her German pistons.
I caught a ferry across to Rajpipla and next morning
took the narrow gauge branch line to the main track to Ankleshwar
where I spotted the first of the 'ZB' stable a Bagnali built 'ZB-1'.
Spruced up in the Western Railway livery of black and maroon
with yellow lining, the fleet of 'ZBs' were imported first from
Britain in 1929 and again in 1952 from Germany and France.
post-war 'ZB' tender capacity was curtailed slightly. Perhaps
this foresaw the drought that would come to haunt these dated
lines of Gujarat. However the main blow was not from the servicing
of steam but from the blaring diesel fumes of competing Tata-Mercedes
buses. (The Gaekwad's subjects had moved far in their tastes from
the bullock cart of their grandfathers!)
At Rajpipla, the former
princely station, the station master told me his grandfather had
been in charge of the station before him. Now along with the guard
and driver of the 133 Down Ankleshwar Passenger hauled by a German
'ZB' (as light a stepper as Marlene Dietrich!), he accepted the
wrench from the sweet rhythms of old.
Not only steam traction
but the entire narrow gauge system was doomed. Road transport
was favoured by all the rural folk except those with bulk consignments
and that other natural enemy of the privately owned internal combustion
engine - the ticketless traveller.
As if to make up for the pangs of separation 'ZB'-58
put up a spirited swan song, chugging with Teutonic efficiency
to clear the Karjan bridge, then getting into sibilant stride
gave a melodious rendering of Schubert Lieder. What poetic precision
was echoed in her silent ghostings to a halt. One marvelled at
how skillful her mechanics were to keep this 35 year-old number

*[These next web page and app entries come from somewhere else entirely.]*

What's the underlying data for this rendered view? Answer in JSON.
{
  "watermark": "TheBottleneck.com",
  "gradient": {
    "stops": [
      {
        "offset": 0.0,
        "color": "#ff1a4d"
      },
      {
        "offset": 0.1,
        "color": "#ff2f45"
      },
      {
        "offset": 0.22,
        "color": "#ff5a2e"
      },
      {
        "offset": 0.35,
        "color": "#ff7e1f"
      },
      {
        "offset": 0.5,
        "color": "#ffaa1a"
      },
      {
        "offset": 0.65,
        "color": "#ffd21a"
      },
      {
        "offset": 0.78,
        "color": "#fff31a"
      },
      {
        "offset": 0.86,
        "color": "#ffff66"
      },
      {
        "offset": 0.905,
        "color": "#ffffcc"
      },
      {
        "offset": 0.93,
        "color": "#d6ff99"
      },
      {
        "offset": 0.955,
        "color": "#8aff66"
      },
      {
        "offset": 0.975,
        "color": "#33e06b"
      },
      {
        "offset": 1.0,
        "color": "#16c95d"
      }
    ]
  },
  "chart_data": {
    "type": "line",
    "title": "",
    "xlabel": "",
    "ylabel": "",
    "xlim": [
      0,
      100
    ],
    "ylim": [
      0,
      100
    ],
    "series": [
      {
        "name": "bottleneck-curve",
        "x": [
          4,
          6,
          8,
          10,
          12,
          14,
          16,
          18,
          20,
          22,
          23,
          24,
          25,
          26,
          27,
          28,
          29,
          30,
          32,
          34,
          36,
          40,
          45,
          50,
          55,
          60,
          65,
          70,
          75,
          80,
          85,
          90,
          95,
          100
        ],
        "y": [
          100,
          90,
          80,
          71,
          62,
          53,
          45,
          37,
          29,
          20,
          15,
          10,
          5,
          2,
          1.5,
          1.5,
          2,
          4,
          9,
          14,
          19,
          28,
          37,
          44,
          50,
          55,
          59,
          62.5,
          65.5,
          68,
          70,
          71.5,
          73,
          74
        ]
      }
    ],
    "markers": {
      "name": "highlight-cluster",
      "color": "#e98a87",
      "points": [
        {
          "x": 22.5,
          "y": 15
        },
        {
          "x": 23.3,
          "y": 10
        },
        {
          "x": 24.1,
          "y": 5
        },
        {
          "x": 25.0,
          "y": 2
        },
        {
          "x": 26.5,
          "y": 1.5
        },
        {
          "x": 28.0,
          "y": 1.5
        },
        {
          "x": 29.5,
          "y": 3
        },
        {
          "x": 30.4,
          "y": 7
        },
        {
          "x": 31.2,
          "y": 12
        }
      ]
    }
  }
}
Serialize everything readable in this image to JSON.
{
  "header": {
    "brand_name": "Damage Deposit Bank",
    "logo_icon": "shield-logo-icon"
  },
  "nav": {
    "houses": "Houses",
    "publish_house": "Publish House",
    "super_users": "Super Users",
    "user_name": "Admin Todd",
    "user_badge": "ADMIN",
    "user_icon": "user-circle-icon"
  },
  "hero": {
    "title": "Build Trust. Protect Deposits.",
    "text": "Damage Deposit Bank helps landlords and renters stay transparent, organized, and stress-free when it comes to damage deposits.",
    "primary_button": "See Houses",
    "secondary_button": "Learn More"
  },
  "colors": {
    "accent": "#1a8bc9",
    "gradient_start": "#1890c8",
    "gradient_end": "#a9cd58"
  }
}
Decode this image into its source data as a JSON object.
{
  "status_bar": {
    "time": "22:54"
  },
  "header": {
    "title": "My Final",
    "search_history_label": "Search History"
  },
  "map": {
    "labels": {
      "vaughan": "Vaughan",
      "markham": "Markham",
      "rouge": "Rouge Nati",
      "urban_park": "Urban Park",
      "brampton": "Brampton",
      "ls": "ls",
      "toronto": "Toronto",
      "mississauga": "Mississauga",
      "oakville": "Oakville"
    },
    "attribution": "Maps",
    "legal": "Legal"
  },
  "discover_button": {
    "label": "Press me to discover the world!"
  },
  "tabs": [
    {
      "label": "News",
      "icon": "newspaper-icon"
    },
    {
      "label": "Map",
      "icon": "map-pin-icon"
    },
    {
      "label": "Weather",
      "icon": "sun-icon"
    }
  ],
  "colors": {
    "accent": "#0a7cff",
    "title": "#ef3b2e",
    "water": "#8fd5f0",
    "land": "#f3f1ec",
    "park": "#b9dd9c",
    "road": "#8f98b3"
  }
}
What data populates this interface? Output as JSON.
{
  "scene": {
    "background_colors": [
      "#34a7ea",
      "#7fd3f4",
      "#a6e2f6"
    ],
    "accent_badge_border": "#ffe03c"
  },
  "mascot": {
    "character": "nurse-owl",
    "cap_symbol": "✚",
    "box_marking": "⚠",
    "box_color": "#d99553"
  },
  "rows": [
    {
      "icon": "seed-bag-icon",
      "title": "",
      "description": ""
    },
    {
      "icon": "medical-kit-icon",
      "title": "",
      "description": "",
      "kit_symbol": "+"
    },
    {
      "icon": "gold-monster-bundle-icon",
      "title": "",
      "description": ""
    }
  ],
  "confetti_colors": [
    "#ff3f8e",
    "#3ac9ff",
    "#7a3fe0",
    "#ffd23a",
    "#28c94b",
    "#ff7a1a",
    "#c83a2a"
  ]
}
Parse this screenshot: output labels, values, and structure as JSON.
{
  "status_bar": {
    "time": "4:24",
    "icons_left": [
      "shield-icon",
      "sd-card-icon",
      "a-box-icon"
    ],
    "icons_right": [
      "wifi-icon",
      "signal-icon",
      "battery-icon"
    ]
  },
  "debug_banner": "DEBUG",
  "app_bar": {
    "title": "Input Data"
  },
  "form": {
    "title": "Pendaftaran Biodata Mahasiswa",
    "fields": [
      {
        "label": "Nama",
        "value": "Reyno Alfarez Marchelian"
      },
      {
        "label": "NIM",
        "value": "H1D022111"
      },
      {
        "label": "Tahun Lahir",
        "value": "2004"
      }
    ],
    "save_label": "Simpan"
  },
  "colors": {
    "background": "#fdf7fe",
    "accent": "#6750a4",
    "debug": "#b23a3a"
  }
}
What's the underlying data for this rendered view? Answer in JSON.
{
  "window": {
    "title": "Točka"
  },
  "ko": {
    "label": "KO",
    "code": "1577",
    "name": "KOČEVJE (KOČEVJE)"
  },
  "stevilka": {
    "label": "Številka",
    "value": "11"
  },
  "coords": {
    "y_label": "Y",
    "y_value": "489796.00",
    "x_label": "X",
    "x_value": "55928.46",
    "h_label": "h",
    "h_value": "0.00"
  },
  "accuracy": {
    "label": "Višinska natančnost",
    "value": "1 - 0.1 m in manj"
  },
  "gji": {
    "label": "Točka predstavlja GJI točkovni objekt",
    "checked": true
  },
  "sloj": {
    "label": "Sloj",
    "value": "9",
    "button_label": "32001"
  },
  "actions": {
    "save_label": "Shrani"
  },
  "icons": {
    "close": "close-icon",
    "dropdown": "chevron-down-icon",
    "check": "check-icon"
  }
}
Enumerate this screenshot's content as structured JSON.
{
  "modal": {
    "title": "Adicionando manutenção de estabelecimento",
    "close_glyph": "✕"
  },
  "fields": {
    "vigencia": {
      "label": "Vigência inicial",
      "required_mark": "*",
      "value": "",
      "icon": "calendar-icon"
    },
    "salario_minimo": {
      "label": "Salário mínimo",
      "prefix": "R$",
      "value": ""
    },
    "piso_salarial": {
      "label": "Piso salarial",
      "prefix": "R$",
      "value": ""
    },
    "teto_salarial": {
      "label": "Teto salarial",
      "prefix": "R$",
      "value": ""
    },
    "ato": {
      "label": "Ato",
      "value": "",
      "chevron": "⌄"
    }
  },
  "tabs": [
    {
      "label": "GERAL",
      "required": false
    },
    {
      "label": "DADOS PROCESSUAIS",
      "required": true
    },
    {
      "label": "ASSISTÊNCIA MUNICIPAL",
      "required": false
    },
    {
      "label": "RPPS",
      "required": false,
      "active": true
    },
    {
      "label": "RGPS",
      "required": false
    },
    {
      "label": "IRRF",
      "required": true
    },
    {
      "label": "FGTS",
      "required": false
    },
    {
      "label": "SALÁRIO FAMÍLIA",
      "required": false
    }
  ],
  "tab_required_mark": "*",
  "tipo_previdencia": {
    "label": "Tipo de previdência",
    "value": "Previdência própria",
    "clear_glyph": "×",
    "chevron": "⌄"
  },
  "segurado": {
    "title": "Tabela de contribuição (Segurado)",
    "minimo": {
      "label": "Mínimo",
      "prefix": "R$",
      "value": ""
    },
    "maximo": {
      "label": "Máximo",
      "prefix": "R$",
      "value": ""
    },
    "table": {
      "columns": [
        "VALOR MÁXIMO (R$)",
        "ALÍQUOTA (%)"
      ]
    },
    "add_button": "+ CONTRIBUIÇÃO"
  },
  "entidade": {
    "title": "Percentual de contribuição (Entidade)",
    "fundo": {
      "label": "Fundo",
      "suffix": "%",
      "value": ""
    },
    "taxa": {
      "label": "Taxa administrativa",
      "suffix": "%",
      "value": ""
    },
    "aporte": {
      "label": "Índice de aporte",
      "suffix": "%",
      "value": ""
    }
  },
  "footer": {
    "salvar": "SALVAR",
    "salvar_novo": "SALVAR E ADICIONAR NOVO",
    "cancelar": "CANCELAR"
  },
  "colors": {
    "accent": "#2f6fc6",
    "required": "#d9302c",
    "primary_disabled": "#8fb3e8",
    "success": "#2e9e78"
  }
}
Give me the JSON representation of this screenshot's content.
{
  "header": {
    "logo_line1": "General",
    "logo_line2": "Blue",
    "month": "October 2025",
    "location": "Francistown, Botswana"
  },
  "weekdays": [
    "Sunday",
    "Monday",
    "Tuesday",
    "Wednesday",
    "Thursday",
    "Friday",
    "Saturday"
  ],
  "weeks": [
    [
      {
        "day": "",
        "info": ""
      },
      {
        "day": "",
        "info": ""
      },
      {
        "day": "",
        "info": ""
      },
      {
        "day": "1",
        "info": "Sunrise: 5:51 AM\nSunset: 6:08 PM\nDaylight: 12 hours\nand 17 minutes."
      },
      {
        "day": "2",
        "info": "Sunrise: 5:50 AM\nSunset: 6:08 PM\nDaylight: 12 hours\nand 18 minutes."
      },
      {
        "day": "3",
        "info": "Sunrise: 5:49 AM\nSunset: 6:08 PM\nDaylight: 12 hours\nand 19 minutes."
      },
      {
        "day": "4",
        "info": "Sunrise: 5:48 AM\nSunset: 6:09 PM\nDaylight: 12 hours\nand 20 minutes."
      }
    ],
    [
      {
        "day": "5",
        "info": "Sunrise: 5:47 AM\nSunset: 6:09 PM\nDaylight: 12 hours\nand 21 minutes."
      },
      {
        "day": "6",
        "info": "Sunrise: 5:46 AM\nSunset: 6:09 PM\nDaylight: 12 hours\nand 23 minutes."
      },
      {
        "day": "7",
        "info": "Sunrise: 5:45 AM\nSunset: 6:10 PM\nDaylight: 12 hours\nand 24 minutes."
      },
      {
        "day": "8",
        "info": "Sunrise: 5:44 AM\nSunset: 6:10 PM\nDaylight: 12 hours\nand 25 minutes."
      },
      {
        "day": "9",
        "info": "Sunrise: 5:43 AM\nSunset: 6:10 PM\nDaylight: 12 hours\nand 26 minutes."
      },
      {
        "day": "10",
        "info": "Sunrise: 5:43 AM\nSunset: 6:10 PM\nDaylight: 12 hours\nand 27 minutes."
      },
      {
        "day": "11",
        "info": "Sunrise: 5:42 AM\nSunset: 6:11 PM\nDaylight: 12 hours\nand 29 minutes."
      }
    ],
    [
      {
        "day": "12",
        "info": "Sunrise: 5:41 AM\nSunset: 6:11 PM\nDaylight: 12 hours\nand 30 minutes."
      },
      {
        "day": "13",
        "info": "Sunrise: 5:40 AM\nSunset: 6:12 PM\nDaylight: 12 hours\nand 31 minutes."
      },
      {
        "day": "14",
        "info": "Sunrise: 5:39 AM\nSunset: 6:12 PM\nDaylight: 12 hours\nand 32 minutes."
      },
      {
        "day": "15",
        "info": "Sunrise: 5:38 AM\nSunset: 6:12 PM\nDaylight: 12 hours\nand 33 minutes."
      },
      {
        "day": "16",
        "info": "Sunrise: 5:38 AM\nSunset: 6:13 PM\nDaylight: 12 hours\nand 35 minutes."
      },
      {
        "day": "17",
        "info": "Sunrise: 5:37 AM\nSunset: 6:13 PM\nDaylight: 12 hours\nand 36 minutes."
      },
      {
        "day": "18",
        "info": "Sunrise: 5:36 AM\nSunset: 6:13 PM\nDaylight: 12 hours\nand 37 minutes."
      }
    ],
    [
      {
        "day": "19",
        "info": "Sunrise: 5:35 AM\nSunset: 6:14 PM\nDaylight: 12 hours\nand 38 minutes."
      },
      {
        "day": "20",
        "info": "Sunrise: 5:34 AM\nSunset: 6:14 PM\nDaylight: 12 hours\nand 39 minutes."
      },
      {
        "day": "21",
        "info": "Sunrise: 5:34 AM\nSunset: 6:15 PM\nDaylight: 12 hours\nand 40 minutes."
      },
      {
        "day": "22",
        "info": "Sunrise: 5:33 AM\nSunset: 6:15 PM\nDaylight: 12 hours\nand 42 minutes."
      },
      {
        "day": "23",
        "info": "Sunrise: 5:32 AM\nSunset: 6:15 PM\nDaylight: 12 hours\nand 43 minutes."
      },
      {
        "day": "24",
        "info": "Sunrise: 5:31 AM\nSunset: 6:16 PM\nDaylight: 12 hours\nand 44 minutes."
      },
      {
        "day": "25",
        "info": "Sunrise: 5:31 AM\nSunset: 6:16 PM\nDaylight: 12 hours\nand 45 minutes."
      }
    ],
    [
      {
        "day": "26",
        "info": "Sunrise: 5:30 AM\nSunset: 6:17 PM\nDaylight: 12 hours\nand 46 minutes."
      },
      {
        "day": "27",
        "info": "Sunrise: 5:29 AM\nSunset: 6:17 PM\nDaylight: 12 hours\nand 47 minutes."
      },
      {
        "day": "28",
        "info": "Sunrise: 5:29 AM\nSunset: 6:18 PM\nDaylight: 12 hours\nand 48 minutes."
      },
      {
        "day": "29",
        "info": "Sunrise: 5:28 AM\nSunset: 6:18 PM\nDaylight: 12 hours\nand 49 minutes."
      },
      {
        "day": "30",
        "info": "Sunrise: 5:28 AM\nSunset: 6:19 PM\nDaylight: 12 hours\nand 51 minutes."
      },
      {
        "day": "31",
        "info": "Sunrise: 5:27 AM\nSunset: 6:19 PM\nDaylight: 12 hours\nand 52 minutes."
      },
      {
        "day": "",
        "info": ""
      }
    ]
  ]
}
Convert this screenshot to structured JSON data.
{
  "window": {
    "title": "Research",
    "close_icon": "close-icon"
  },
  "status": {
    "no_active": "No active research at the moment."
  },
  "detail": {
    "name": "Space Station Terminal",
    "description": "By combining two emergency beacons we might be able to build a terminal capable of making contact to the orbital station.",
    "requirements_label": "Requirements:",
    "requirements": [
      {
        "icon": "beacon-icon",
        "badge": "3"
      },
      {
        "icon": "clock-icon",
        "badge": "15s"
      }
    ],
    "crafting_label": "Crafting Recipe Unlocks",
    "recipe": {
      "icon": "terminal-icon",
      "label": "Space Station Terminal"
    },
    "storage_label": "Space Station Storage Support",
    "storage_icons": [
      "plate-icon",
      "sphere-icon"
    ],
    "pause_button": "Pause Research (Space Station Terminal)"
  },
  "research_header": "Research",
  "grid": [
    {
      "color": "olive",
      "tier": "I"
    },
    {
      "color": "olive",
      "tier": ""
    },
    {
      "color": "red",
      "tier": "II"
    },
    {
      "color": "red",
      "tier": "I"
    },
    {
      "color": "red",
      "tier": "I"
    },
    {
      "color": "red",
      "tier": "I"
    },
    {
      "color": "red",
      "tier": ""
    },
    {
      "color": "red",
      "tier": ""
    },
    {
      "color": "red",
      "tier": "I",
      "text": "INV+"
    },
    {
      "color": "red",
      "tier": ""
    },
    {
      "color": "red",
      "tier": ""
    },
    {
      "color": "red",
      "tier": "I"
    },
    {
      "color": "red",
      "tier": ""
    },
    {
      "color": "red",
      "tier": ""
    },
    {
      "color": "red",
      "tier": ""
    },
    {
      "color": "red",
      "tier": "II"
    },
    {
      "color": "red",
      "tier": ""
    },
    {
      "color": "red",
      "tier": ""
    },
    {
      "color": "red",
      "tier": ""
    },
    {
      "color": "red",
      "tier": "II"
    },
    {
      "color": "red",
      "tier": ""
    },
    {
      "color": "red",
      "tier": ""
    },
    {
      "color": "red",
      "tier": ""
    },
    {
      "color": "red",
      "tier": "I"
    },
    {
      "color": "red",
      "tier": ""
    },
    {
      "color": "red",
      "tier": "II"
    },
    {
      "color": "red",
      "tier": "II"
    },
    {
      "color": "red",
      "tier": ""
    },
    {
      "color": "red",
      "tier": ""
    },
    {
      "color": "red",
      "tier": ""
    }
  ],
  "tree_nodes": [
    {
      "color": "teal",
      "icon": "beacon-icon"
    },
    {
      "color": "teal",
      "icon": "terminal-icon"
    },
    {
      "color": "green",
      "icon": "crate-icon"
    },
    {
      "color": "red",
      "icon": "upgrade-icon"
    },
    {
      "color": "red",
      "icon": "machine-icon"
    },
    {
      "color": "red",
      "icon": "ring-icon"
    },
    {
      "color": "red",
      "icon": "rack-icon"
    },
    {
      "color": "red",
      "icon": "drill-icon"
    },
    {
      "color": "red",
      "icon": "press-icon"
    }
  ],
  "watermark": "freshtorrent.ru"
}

free from creaking and wheezing. She ran with rare elan demonstrating
the love her loco shed staff had fired her with.
Courtesy Sanctuary Features